**Exercise directions**
Report only the number of lines that contain the string "SPORTS" in the records below.

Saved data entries
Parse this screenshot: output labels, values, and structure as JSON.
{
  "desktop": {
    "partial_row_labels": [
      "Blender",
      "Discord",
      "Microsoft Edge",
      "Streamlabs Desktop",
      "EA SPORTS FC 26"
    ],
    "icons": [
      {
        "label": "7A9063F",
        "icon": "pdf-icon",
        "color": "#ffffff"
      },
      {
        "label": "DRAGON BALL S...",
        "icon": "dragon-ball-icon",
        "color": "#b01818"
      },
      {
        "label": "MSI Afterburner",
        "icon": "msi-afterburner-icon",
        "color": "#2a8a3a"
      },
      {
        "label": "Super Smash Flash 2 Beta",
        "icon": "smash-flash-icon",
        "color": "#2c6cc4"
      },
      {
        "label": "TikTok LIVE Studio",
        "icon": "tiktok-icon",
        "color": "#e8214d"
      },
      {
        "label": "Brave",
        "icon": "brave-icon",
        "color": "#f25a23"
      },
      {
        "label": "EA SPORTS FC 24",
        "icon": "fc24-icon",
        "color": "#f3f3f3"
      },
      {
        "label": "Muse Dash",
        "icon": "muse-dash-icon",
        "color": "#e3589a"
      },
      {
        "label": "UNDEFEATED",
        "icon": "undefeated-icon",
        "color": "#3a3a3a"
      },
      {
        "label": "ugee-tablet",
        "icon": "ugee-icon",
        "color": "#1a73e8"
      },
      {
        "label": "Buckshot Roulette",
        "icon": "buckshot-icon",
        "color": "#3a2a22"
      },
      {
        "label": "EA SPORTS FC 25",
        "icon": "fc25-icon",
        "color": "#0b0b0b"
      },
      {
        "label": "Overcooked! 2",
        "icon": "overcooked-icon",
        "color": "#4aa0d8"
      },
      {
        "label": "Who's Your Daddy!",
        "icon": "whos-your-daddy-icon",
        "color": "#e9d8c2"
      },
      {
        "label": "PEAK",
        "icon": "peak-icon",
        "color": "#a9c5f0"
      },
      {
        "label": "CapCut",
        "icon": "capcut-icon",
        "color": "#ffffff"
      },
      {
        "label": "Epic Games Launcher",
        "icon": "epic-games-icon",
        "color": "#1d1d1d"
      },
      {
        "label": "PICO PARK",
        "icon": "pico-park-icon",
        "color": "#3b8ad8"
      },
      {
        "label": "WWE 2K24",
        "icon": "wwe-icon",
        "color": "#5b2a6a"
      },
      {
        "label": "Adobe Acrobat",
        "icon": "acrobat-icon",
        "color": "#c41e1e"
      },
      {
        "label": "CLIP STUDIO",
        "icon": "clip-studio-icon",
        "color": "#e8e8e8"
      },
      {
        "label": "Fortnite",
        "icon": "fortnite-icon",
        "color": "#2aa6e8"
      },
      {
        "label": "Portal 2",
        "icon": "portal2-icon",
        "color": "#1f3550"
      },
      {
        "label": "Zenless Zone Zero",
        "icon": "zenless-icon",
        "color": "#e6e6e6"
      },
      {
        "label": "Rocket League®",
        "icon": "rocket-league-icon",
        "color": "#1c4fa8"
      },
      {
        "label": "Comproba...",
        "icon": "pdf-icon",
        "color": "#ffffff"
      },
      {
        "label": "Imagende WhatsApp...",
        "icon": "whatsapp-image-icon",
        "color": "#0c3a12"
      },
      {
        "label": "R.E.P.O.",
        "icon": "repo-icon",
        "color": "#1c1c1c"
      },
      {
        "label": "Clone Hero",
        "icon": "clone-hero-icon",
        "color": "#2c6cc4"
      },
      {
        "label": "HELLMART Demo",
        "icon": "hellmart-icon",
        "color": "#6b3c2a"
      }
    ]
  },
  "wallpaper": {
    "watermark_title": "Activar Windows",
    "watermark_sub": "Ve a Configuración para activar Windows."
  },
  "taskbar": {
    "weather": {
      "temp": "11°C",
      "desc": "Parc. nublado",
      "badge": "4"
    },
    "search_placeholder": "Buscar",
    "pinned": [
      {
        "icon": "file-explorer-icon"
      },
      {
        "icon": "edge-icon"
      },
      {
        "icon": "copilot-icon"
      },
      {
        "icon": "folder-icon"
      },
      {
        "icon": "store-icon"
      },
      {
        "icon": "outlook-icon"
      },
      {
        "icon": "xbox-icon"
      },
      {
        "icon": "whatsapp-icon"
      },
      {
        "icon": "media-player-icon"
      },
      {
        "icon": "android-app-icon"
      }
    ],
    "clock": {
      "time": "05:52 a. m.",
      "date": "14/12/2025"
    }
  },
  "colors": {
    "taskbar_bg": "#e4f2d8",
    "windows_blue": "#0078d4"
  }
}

**Output for this exercise**
3